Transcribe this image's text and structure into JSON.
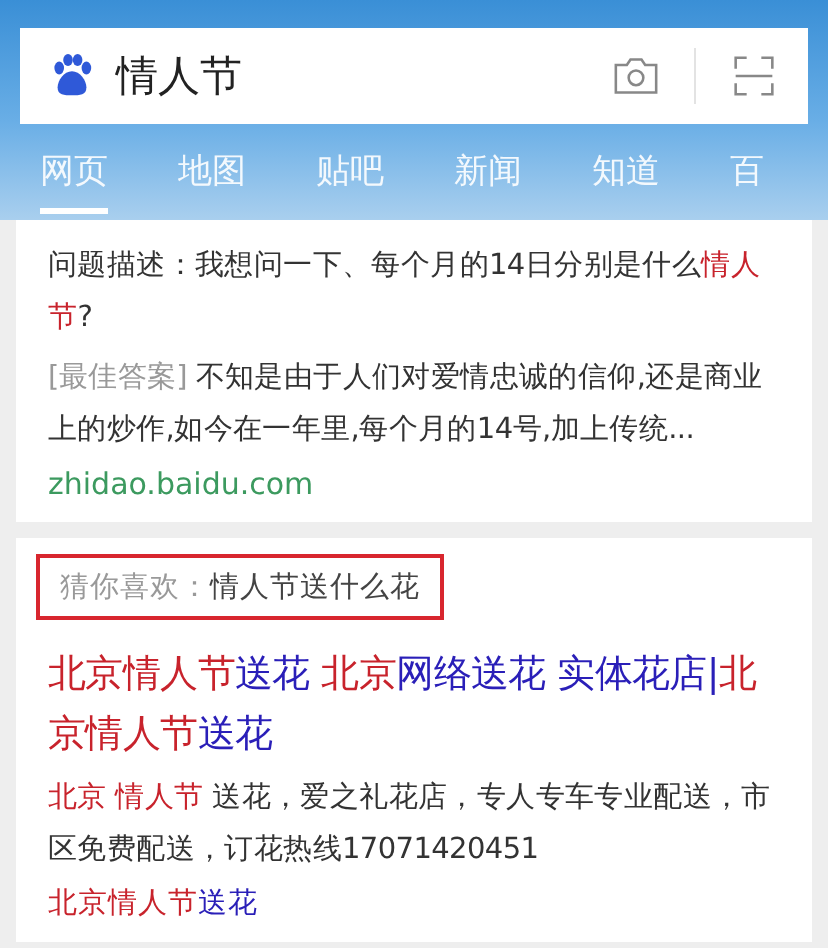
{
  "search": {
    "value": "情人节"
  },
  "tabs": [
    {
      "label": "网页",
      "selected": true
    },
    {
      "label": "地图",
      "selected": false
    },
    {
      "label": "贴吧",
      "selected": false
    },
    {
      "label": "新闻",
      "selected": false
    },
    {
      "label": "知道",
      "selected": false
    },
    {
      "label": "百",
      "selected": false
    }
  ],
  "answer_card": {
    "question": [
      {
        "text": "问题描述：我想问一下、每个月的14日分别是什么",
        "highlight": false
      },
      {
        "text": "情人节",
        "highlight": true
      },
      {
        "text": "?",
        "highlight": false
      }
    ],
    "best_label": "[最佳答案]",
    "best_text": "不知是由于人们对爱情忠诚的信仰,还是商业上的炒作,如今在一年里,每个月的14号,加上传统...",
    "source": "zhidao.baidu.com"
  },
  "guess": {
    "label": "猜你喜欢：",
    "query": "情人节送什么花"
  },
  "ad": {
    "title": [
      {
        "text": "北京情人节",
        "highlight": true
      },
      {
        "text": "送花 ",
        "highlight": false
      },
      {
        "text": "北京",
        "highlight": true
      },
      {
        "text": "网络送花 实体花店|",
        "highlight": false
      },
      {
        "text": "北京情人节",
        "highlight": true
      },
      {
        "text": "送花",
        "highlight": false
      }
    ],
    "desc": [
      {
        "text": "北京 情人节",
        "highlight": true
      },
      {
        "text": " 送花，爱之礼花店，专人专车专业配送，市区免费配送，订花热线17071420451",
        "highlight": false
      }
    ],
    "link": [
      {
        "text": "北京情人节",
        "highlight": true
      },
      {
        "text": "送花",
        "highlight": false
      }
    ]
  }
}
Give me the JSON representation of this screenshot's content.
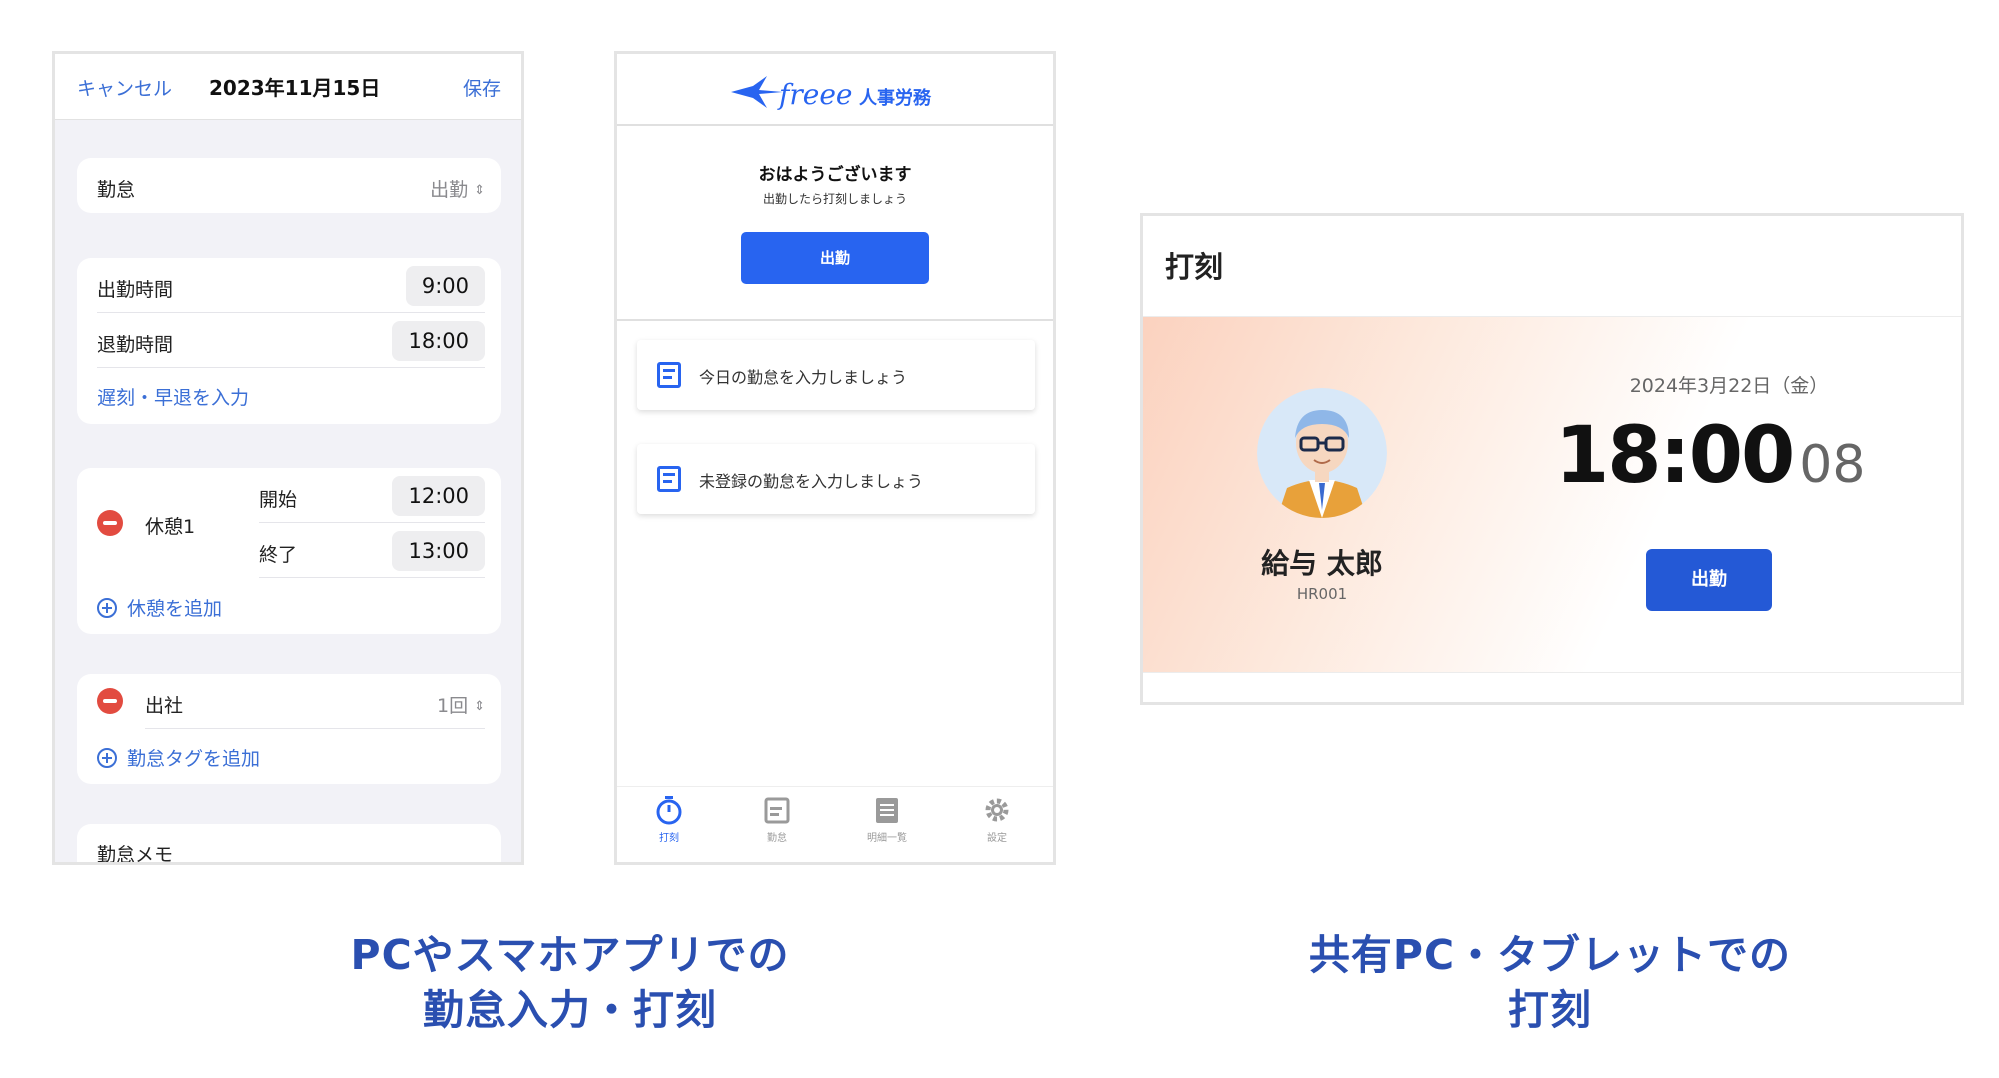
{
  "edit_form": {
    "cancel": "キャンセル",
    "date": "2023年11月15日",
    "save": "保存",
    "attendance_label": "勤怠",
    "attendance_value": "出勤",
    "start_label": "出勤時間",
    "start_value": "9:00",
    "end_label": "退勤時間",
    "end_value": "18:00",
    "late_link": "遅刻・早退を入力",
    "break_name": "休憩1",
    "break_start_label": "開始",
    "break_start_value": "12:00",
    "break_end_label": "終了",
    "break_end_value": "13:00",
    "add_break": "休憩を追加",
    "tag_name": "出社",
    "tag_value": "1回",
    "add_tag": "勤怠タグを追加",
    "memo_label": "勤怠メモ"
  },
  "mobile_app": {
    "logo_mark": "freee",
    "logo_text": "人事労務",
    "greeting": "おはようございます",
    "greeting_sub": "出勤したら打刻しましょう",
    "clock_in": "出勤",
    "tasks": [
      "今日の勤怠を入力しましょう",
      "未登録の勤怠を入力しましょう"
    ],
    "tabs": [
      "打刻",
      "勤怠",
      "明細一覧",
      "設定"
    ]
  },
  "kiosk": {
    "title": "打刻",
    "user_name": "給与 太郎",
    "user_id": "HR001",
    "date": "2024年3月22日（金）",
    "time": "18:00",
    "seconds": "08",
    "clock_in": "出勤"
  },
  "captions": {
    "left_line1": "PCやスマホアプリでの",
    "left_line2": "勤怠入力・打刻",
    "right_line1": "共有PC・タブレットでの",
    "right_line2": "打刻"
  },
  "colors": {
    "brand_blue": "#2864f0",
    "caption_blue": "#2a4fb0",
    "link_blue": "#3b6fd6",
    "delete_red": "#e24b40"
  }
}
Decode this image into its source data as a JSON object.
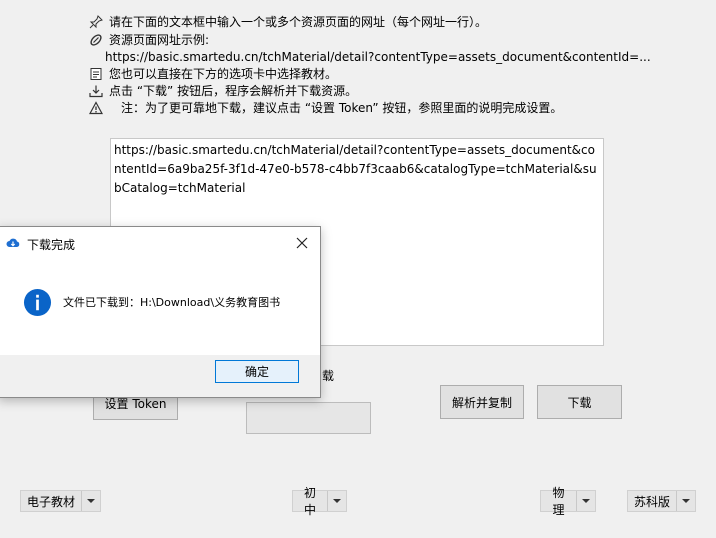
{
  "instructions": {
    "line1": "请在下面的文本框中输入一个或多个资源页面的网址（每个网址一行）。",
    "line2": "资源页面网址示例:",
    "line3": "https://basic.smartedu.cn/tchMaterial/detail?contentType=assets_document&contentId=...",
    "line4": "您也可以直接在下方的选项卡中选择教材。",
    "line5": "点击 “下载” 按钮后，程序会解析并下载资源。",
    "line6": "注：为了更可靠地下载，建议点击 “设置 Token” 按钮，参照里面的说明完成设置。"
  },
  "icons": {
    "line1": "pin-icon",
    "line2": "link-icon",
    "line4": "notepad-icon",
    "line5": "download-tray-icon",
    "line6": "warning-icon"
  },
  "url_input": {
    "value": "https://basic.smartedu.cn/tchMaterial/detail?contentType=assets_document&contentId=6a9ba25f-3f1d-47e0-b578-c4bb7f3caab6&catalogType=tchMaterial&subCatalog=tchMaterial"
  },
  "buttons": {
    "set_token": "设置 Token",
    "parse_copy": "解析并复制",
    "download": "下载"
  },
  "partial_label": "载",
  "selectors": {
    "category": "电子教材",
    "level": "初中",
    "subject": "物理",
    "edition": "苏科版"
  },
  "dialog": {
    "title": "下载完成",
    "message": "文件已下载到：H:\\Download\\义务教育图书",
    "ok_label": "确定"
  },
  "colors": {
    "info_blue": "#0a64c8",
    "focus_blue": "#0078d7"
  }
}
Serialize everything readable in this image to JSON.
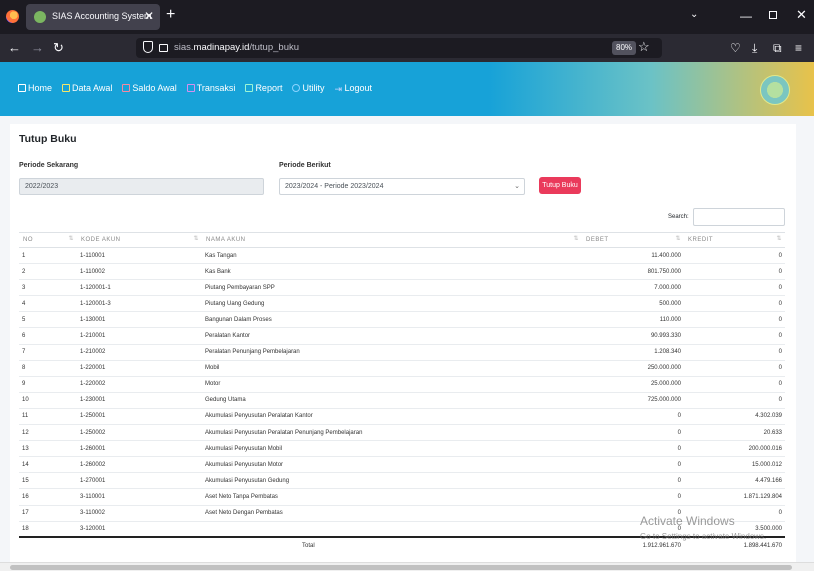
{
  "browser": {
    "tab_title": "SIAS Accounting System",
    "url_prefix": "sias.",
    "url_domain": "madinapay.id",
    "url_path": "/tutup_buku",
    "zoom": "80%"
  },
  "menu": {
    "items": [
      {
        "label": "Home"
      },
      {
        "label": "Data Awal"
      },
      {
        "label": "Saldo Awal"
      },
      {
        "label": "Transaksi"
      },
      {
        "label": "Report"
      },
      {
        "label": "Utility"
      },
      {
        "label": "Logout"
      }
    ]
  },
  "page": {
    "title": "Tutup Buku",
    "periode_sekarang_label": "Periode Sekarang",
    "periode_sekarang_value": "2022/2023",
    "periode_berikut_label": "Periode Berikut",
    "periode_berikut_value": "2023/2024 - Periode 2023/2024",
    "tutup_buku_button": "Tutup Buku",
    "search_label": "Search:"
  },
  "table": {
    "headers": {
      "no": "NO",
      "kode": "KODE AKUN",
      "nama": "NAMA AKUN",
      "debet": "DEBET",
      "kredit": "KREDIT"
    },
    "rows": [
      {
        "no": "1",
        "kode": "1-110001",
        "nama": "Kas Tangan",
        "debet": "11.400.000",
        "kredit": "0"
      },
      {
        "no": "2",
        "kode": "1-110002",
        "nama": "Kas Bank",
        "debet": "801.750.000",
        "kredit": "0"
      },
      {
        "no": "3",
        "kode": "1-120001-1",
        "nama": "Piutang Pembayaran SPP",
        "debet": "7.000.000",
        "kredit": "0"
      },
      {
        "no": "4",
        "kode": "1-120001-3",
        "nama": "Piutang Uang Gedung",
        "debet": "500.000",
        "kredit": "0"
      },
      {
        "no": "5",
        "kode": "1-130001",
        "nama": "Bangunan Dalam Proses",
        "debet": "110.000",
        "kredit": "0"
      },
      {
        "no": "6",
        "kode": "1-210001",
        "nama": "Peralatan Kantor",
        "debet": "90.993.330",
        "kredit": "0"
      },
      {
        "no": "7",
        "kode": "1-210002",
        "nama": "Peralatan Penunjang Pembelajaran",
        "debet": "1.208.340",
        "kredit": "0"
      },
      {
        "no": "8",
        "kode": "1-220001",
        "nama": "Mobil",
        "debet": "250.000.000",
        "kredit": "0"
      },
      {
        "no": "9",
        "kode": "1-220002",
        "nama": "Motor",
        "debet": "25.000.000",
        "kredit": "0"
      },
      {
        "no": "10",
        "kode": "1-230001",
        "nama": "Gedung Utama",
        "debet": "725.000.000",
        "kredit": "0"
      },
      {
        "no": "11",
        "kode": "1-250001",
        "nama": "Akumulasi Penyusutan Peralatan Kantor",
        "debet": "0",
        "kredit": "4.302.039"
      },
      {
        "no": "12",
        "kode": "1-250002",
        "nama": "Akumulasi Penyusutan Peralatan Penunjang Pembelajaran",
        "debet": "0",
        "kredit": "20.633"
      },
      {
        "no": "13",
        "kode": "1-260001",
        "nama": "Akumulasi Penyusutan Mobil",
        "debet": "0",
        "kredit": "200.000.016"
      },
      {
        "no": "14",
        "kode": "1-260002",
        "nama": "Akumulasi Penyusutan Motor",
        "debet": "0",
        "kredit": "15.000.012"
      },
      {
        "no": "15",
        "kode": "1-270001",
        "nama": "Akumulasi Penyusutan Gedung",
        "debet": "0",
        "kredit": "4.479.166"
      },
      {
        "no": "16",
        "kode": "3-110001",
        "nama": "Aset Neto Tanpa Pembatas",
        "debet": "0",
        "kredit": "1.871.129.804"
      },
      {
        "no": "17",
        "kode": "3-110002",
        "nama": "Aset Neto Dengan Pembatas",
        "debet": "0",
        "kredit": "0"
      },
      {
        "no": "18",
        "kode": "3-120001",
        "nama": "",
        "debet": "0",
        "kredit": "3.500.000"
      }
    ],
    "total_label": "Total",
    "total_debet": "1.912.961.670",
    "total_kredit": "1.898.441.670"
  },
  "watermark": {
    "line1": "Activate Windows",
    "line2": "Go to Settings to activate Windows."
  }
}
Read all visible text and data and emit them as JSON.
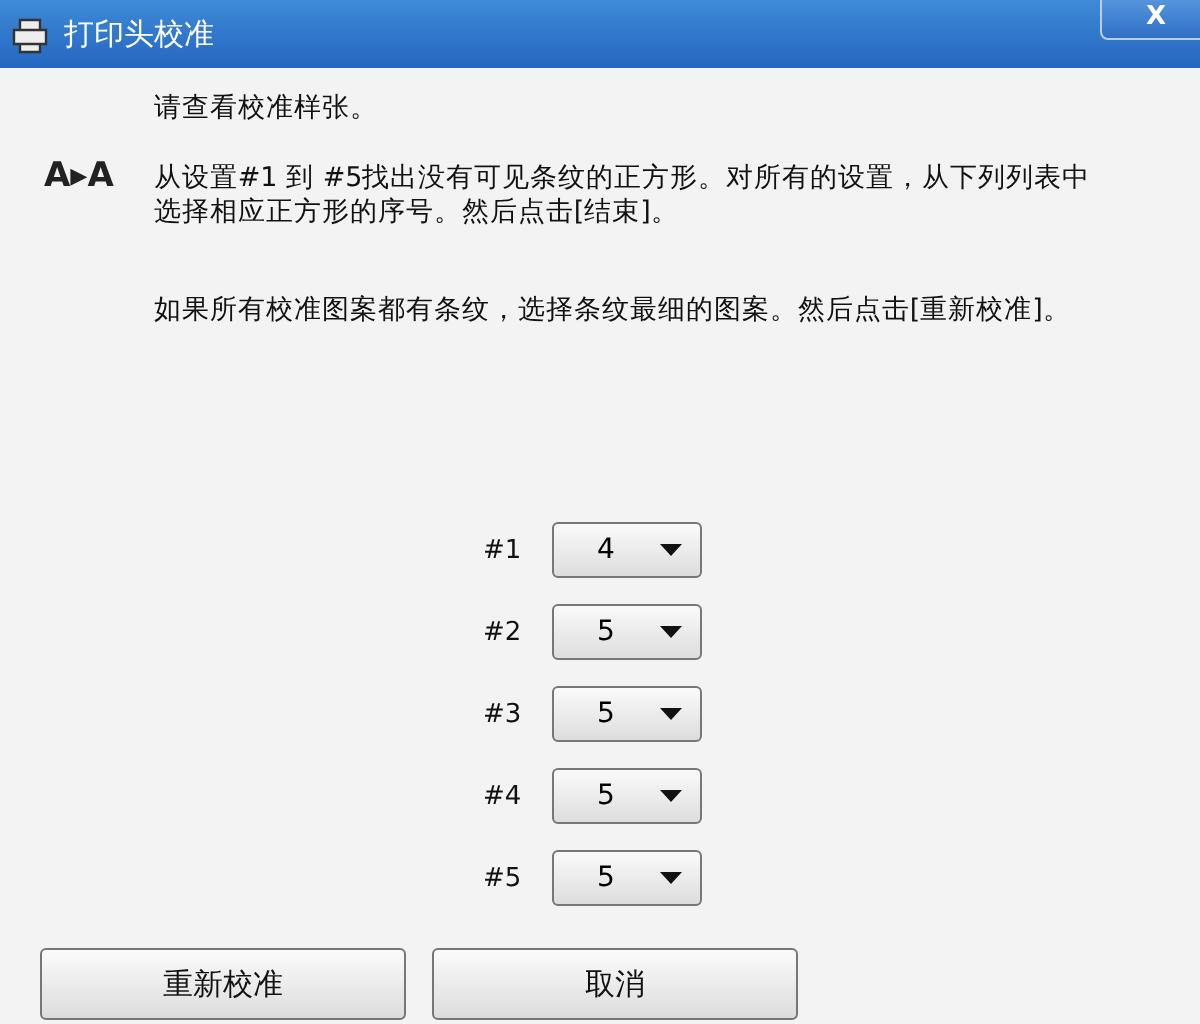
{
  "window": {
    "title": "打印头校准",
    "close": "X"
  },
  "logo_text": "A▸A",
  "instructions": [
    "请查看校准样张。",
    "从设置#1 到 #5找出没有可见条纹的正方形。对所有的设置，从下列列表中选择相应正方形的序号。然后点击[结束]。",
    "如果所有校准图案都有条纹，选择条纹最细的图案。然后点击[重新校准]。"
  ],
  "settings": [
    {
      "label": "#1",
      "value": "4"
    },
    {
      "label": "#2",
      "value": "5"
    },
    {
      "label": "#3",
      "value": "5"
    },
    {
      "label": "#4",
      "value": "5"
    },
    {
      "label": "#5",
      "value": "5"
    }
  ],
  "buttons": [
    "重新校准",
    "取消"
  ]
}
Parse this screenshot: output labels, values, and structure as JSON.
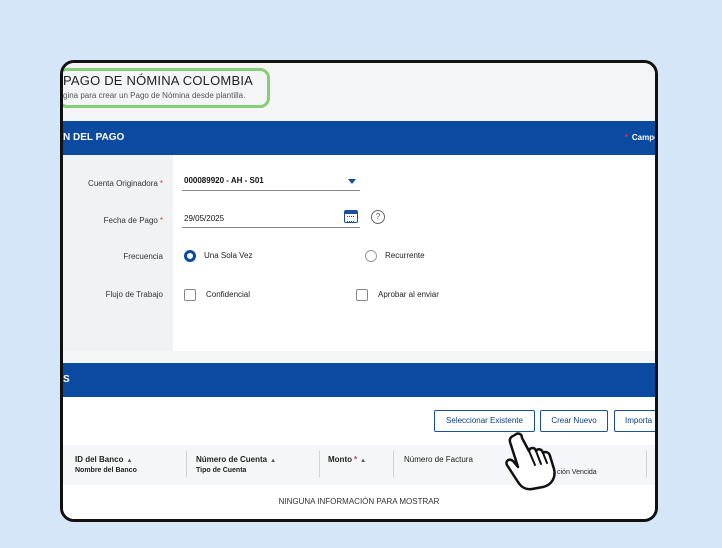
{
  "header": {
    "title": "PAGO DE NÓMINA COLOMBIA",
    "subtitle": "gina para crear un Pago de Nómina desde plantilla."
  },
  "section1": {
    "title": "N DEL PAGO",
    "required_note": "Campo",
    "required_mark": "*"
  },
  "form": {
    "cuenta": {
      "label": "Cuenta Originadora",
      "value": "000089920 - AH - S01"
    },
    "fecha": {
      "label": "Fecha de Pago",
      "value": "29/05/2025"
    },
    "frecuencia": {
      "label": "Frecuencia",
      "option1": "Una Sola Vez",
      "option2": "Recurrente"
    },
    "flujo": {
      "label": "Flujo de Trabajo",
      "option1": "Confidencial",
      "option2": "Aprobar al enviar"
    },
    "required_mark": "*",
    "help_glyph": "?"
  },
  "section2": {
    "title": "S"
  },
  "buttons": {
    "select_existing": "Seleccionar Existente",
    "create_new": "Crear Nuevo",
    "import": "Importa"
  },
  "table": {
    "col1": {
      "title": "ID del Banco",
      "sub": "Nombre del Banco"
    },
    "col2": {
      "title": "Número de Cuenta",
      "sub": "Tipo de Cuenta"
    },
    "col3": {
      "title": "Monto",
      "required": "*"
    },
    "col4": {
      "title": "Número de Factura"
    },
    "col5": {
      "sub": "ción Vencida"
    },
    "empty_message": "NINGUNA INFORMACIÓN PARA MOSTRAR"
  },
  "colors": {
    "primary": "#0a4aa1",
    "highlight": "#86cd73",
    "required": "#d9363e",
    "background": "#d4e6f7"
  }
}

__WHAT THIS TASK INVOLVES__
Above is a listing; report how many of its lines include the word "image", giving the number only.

__EXERCISE RESULT__
3